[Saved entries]
○ ○ ○ ○ ○
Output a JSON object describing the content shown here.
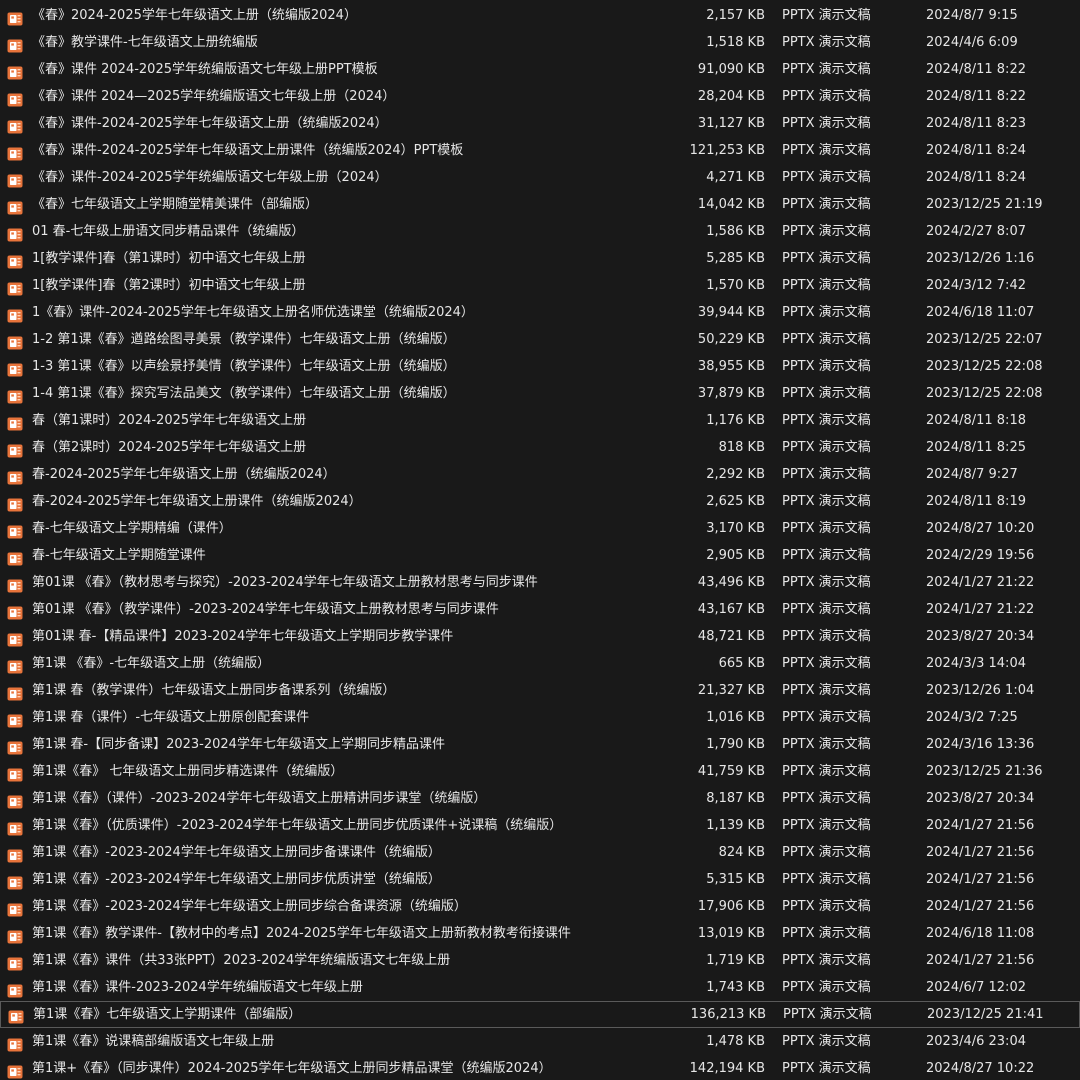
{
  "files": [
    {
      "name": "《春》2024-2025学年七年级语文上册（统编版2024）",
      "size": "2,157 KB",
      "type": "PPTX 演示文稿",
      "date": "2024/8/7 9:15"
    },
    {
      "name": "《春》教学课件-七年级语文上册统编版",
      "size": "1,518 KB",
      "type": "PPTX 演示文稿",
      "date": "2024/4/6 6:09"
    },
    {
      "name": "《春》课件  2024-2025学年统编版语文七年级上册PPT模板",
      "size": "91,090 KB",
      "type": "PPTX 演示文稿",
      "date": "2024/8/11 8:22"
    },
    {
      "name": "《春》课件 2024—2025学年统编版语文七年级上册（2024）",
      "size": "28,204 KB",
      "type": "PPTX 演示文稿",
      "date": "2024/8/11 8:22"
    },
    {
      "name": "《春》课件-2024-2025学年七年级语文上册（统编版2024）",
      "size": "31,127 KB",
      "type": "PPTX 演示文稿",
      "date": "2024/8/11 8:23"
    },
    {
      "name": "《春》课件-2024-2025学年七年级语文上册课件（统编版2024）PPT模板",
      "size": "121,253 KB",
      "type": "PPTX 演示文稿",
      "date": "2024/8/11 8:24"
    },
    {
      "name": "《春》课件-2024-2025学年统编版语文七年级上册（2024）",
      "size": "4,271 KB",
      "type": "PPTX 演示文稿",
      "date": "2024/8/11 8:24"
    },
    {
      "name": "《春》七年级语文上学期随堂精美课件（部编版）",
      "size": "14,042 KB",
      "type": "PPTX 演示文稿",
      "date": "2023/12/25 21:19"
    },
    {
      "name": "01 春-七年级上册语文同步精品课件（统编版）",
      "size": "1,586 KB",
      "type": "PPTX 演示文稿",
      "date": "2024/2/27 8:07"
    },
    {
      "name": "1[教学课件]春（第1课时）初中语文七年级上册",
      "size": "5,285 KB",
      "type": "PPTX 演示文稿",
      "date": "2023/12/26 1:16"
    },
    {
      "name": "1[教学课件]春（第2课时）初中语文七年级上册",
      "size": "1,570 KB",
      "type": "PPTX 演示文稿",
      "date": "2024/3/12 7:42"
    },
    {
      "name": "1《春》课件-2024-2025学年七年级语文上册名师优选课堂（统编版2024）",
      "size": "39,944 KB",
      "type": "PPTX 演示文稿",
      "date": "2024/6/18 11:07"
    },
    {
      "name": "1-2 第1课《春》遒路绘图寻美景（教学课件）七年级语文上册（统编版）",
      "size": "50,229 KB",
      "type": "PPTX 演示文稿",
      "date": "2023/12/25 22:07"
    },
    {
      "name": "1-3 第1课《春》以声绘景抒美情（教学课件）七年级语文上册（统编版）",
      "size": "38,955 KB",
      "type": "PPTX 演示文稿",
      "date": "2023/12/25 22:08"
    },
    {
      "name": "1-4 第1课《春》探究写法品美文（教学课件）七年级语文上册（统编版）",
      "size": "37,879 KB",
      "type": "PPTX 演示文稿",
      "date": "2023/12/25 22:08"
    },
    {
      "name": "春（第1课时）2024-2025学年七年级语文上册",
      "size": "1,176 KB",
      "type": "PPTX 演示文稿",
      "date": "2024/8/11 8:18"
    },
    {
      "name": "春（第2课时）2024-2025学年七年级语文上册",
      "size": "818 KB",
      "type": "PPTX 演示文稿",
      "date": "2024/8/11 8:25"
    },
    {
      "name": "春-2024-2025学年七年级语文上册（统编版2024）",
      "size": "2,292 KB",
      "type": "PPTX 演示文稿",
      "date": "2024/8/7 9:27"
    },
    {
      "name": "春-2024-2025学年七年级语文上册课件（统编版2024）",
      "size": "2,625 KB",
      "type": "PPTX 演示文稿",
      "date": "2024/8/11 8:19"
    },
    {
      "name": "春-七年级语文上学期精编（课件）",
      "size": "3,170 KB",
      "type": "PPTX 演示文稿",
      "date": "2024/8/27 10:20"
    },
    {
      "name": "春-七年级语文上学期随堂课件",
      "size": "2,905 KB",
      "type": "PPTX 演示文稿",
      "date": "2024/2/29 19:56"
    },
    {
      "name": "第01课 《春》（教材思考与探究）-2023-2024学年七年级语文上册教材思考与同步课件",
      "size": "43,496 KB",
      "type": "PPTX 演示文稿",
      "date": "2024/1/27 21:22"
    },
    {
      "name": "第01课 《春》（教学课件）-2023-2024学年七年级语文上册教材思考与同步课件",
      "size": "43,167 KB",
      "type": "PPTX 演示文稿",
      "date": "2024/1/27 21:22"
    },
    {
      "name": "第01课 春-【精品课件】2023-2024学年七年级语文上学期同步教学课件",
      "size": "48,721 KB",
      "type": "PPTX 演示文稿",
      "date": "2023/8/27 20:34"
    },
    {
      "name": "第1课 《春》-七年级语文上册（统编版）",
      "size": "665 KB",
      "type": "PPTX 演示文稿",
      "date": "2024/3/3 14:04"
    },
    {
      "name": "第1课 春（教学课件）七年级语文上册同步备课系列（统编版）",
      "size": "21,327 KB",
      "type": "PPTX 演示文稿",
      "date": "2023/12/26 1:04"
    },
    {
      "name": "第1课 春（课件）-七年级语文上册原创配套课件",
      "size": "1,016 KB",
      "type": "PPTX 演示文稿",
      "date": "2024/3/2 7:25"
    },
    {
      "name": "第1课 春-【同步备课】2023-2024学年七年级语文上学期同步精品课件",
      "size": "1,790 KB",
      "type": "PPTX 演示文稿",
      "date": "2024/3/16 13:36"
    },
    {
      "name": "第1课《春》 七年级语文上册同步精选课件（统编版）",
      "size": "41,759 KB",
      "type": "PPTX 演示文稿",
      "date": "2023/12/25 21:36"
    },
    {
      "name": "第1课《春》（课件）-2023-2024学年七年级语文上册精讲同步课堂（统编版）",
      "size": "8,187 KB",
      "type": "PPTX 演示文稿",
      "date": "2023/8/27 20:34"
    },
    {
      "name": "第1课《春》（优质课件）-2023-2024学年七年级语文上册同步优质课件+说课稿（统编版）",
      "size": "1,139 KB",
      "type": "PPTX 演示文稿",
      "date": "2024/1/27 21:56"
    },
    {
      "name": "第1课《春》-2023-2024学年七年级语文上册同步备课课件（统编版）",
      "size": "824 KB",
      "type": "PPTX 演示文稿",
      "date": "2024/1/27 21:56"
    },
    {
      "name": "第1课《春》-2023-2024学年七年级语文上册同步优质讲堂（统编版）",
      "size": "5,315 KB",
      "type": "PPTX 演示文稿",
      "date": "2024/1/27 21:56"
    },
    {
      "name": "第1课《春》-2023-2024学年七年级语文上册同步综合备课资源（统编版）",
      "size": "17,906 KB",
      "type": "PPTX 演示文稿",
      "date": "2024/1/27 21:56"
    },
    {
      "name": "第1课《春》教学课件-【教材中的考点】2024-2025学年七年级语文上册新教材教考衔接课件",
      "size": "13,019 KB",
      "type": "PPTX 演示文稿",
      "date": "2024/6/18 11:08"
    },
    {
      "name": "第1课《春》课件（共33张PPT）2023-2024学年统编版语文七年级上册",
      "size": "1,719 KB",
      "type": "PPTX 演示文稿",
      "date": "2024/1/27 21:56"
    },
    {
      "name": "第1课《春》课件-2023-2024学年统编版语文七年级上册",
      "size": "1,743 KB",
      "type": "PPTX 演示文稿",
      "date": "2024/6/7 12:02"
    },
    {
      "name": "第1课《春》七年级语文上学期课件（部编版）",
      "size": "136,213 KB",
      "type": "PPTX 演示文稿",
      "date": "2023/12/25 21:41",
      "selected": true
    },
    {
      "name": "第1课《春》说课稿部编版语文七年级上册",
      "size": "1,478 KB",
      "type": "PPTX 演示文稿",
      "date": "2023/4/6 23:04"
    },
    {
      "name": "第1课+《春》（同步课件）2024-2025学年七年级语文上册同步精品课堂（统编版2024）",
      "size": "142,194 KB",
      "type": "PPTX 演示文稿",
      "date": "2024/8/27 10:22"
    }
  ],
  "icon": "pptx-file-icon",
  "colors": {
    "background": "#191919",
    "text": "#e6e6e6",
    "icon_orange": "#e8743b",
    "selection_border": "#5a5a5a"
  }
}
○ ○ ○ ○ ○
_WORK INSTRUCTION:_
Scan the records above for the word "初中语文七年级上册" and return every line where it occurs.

_RESULT:_
      "name": "1[教学课件]春（第1课时）初中语文七年级上册",
      "name": "1[教学课件]春（第2课时）初中语文七年级上册",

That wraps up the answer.